▸ **WORK ITEM**:
Once you have reviewed the listing below, restate it word for word.

▸ **MATERIAL FOR THIS EXERCISE**:
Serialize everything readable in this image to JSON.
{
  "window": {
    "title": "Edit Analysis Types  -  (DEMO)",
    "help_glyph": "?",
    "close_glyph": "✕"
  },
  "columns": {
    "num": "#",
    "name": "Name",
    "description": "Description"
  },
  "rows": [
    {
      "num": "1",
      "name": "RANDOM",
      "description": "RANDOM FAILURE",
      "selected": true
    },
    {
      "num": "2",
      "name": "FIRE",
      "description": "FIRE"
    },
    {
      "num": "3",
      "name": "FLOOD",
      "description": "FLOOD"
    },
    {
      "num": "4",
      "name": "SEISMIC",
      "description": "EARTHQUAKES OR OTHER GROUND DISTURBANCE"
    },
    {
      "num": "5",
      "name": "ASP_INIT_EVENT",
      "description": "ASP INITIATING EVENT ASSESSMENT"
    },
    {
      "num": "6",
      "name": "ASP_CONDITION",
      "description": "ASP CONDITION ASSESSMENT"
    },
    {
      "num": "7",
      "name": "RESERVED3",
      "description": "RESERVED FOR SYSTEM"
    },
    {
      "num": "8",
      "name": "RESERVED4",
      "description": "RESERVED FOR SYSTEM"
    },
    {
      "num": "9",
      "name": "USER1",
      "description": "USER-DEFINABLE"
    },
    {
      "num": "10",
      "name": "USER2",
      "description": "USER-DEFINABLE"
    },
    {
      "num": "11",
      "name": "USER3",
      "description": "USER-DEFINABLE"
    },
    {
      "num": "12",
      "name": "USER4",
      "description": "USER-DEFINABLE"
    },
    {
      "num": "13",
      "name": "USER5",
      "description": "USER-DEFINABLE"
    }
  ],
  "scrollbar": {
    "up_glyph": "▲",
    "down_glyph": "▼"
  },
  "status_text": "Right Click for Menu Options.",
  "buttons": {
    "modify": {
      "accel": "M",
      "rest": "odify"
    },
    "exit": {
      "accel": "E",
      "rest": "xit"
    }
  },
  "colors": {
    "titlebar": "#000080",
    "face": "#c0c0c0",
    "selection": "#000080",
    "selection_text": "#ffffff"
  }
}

▸ **TASK OUTPUT**:
Serialize everything readable in this image to JSON.
{
  "window": {
    "title": "Edit Analysis Types  -  (DEMO)",
    "help_glyph": "?",
    "close_glyph": "✕"
  },
  "columns": {
    "num": "#",
    "name": "Name",
    "description": "Description"
  },
  "rows": [
    {
      "num": "1",
      "name": "RANDOM",
      "description": "RANDOM FAILURE",
      "selected": true
    },
    {
      "num": "2",
      "name": "FIRE",
      "description": "FIRE"
    },
    {
      "num": "3",
      "name": "FLOOD",
      "description": "FLOOD"
    },
    {
      "num": "4",
      "name": "SEISMIC",
      "description": "EARTHQUAKES OR OTHER GROUND DISTURBANCE"
    },
    {
      "num": "5",
      "name": "ASP_INIT_EVENT",
      "description": "ASP INITIATING EVENT ASSESSMENT"
    },
    {
      "num": "6",
      "name": "ASP_CONDITION",
      "description": "ASP CONDITION ASSESSMENT"
    },
    {
      "num": "7",
      "name": "RESERVED3",
      "description": "RESERVED FOR SYSTEM"
    },
    {
      "num": "8",
      "name": "RESERVED4",
      "description": "RESERVED FOR SYSTEM"
    },
    {
      "num": "9",
      "name": "USER1",
      "description": "USER-DEFINABLE"
    },
    {
      "num": "10",
      "name": "USER2",
      "description": "USER-DEFINABLE"
    },
    {
      "num": "11",
      "name": "USER3",
      "description": "USER-DEFINABLE"
    },
    {
      "num": "12",
      "name": "USER4",
      "description": "USER-DEFINABLE"
    },
    {
      "num": "13",
      "name": "USER5",
      "description": "USER-DEFINABLE"
    }
  ],
  "scrollbar": {
    "up_glyph": "▲",
    "down_glyph": "▼"
  },
  "status_text": "Right Click for Menu Options.",
  "buttons": {
    "modify": {
      "accel": "M",
      "rest": "odify"
    },
    "exit": {
      "accel": "E",
      "rest": "xit"
    }
  },
  "colors": {
    "titlebar": "#000080",
    "face": "#c0c0c0",
    "selection": "#000080",
    "selection_text": "#ffffff"
  }
}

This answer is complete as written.